While telehealth for Medicaid patients isn’t a new tool, the delivery methods are certainly changing as access to technology increases. For many years, most Medicaid plans followed CMS guidelines that required that patients present to an “originating site” or a healthcare facility to connect with a remote provider. A recent evaluation of Medicaid plans throughout the country, however, indicates a major shift toward home-based care. While Medicare still strictly enforces originating site restrictions as well as restrictions for rural areas, many Medicaid plans are taking a more forward-thinking approach.
What Is An Originating Site?
An originating site is a medical office, hospital or affiliated site that facilitates telemedicine care for patients who can present in person. While originating site-based telemedicine can be valuable for increasing provider availability and delivering specialty care into underserved areas, it does not bridge what is often the largest barrier in access to care—transportation. Patients still struggle to present to the originating site, and they are often required to rely on transportation services with limited availability that can only transport the patient. By switching to home-based care delivery, patients are able to bypass transportation barriers while still receiving high-quality care for many diagnoses.
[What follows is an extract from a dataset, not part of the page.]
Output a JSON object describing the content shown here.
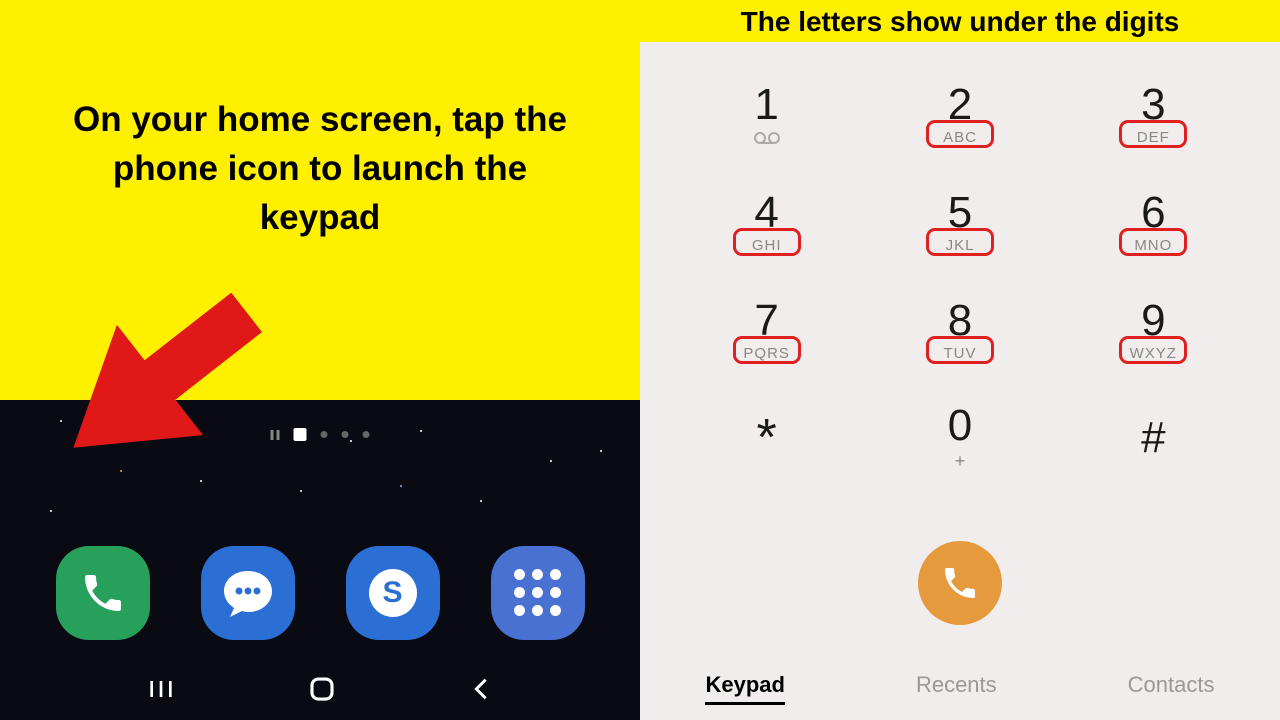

Changes To State Rules Have Made It Possible
According to the Center For Connected Health Policy’s State Telehealth Laws and Reimbursement Policy publication, Medicaid plans in 10 additional states now recognize the home as a valid originating site. Colorado, Delaware, Maryland, Michigan, Minnesota, Missouri, New York, Texas, Washington and Wyoming have all opted to forego facility-based care and enable patients to receive care in the home when medically appropriate.
Still a Long Way To Go
While the change is big move in the right direction, there are still many states who don’t allow care in the home for this often-underserved population. The report provides hope but notes that there is a long way to go to realizing full parity for all payers across the country. Some of this is significantly limited by state law while others still report significant disparity for reimbursement due to a lack of payment parity.
Schools Are Now An Option
One indication that we are moving toward more patient-focused care is the intermediate step of offering school-based telemedicine for students. According to the report, 16 states have now include schools as valid originating sites. One of the biggest barriers in providing school-based care, however, is the access to consent from parents and custodial adults. Telemedicine care often cannot be provided in school if there is no signed consent on file. By working with a solution like Mend, providers and schools can communicate seamlessly with parents to receive updates and request consents without the parent leaving work or being there in person. While school-based telemedicine does not apply to all patients or providers, it does provide a huge option to treat often underserved children in a location where they are already present. There is evidence to support improved treatment of chronic disease in children due to school-based telemedicine, and state Medicaid plans do appear to be shifting to accommodate this.
Telemedicine In The Home Is Becoming More Prevalent
While it’s not a perfect landscape, the access to telemedicine-based care in the home for patients with Medicaid is progressively getting more realistic. The increase in coverage and reduction in states with strict originating site requirements makes a large difference in the ability to deliver care. Now that smart phones, computers and high-speed internet connections can deliver low-cost internet into homes, patient not only have access to communication, but they are emerging as an appropriate, targeted group for telehealth in the home. As this innovation continues, we can expect more states and more payers to accept low-cost telemedicine alternatives to in-person care.